However, mass production has previously proved elusive due to the difficulty in miniaturising OFETs while retaining performance.
Now, Dr Paddy Chan Kwok Leung (Croucher Studentship 1994), of the University of Hong Kong (HKU), and his research team in the Department of Mechanical Engineering have devised a solution to miniaturise organic semiconductors that overcomes this hurdle by developing a staggered structure monolayer OFET.
The new transistor demonstrates a low normalised contact resistance of 40 Ω -cm. Compared with conventional devices with a contact resistance of 1,000 Ω -cm, the new device can save 96 per cent of power dissipation at contact when running the device at the same current level.
In addition to saving energy, heat generated in the system can be greatly reduced, minimising the chances of semiconductor failure.
The findings have been published in Advanced Materials and a US patent filed for the innovation.
“On the basis of our achievement, we can further reduce the dimensions of OFETs and push them to a sub-micrometre scale, a level compatible with their inorganic counterparts,” Chan said, pointing out that the new OFETs would also still function effectively with regard to their unique organic properties. This was critical for commercialisation of related research, he noted.
“If flexible OFETs work, many traditional, rigid-based electronics, such as display panels, computers, and cell phones, [could be] transformed to become flexible and foldable.” These future devices would be much lighter and cost less to produce. “Moreover, given their organic nature, they are more likely to be biocompatible for advanced medical applications, such as sensors tracking brain activities or neural spike sensing, and in precision diagnosis of brain-related illnesses, such as epilepsy,” Chan said.
Chan’s team is currently working with researchers at the HKU Faculty of Medicine and biomedical engineering experts at City University of Hong Kong to integrate miniaturised OFETs into a flexible circuit on a polymer microprobe for neural spike detections in-vivo on a mouse brain under different external stimulations. They also plan to integrate the OFETs with surgical tools, such as catheter tubes, to sense brain activities directly in order to locate abnormal brain activation.

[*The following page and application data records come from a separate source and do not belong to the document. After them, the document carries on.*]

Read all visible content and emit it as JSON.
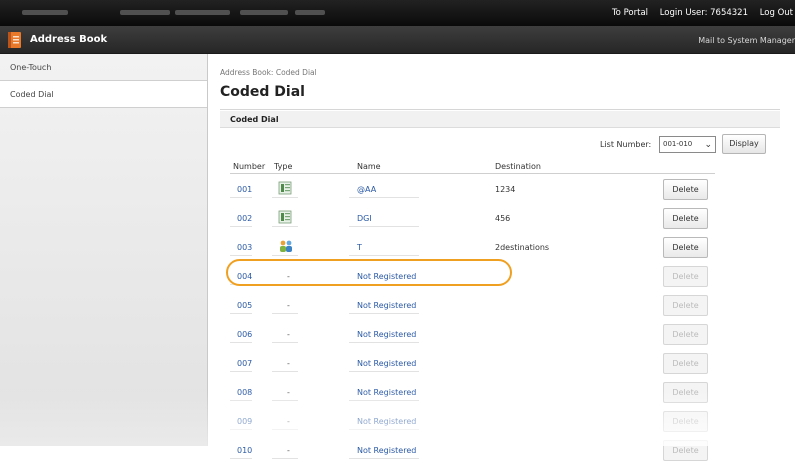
{
  "top_bar": {
    "to_portal": "To Portal",
    "login_user": "Login User: 7654321",
    "logout": "Log Out"
  },
  "title_bar": {
    "app_title": "Address Book",
    "mail_link": "Mail to System Manager"
  },
  "sidebar": {
    "items": [
      {
        "label": "One-Touch",
        "active": false
      },
      {
        "label": "Coded Dial",
        "active": true
      }
    ]
  },
  "main": {
    "breadcrumb": "Address Book: Coded Dial",
    "page_title": "Coded Dial",
    "section_title": "Coded Dial",
    "list_number_label": "List Number:",
    "list_number_value": "001-010",
    "display_button": "Display",
    "columns": {
      "number": "Number",
      "type": "Type",
      "name": "Name",
      "destination": "Destination"
    },
    "rows": [
      {
        "number": "001",
        "type": "fax-icon",
        "name": "@AA",
        "destination": "1234",
        "delete": "Delete",
        "delete_enabled": true
      },
      {
        "number": "002",
        "type": "fax-icon",
        "name": "DGI",
        "destination": "456",
        "delete": "Delete",
        "delete_enabled": true
      },
      {
        "number": "003",
        "type": "group-icon",
        "name": "T",
        "destination": "2destinations",
        "delete": "Delete",
        "delete_enabled": true
      },
      {
        "number": "004",
        "type": "-",
        "name": "Not Registered",
        "destination": "",
        "delete": "Delete",
        "delete_enabled": false
      },
      {
        "number": "005",
        "type": "-",
        "name": "Not Registered",
        "destination": "",
        "delete": "Delete",
        "delete_enabled": false
      },
      {
        "number": "006",
        "type": "-",
        "name": "Not Registered",
        "destination": "",
        "delete": "Delete",
        "delete_enabled": false
      },
      {
        "number": "007",
        "type": "-",
        "name": "Not Registered",
        "destination": "",
        "delete": "Delete",
        "delete_enabled": false
      },
      {
        "number": "008",
        "type": "-",
        "name": "Not Registered",
        "destination": "",
        "delete": "Delete",
        "delete_enabled": false
      },
      {
        "number": "009",
        "type": "-",
        "name": "Not Registered",
        "destination": "",
        "delete": "Delete",
        "delete_enabled": false
      },
      {
        "number": "010",
        "type": "-",
        "name": "Not Registered",
        "destination": "",
        "delete": "Delete",
        "delete_enabled": false
      }
    ]
  },
  "colors": {
    "link_blue": "#2b5aa6",
    "highlight_orange": "#f0a020",
    "bar_dark": "#111111"
  }
}
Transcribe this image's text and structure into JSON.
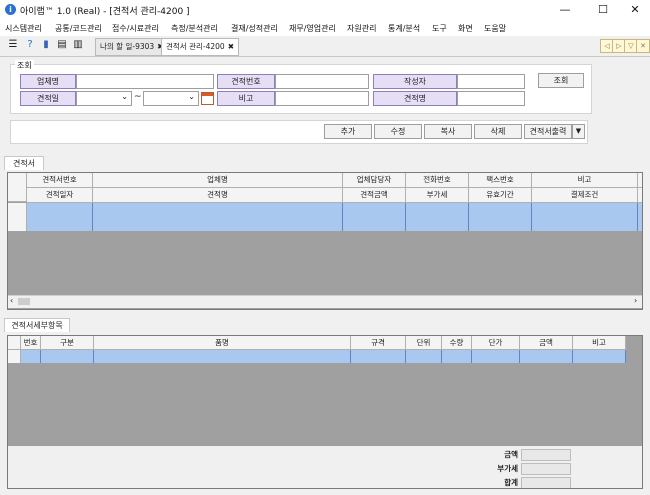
{
  "window": {
    "title": "아이랩™ 1.0 (Real) - [견적서 관리-4200 ]",
    "minimize": "—",
    "maximize": "☐",
    "close": "✕"
  },
  "menu": [
    "시스템관리",
    "공통/코드관리",
    "접수/시료관리",
    "측정/분석관리",
    "결재/성적관리",
    "재무/영업관리",
    "자원관리",
    "통계/분석",
    "도구",
    "화면",
    "도움말"
  ],
  "tabs": [
    {
      "label": "나의 할 일-9303",
      "close": "✖"
    },
    {
      "label": "견적서 관리-4200",
      "close": "✖"
    }
  ],
  "search": {
    "group_label": "조회",
    "company_label": "업체명",
    "quote_no_label": "견적번호",
    "author_label": "작성자",
    "search_button": "조회",
    "quote_date_label": "견적일",
    "date_sep": "~",
    "remark_label": "비고",
    "quote_name_label": "견적명"
  },
  "actions": [
    "추가",
    "수정",
    "복사",
    "삭제",
    "견적서출력"
  ],
  "quote_grid": {
    "section_label": "견적서",
    "headers_row1": [
      "견적서번호",
      "업체명",
      "업체담당자",
      "전화번호",
      "팩스번호",
      "비고"
    ],
    "headers_row2": [
      "견적일자",
      "견적명",
      "견적금액",
      "부가세",
      "유효기간",
      "결제조건"
    ]
  },
  "detail_grid": {
    "section_label": "견적서세부항목",
    "headers": [
      "번호",
      "구분",
      "품명",
      "규격",
      "단위",
      "수량",
      "단가",
      "금액",
      "비고"
    ]
  },
  "totals": {
    "amount_label": "금액",
    "vat_label": "부가세",
    "total_label": "합계"
  },
  "colors": {
    "accent": "#a8c8f0",
    "label_bg": "#e5def5",
    "grid_empty": "#a0a0a0"
  }
}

“Our OFETs provide a much better signal-to-noise ratio. Therefore, we expect [to be able to] pick up some weak signals that could not be detected before using a conventional bare electrode for sensing,” Chan explained.
According to Chan, the researchers’ goal has been to connect applied research with fundamental science and extend the horizons of OFET research and applications. Now, OFETs were ready for applications related to large area display backplanes and surgical tools, he said.
Dr Paddy KL Chan is Associate Professor of Mechanical Engineering at the University of Hong Kong. He received both his MSc in Electrical Engineering and Computer Science and PhD in Mechanical Engineering from the University of Michigan. He was awarded a Croucher Studentship in 1994.
To view Dr Chan’s Croucher profile, please click here.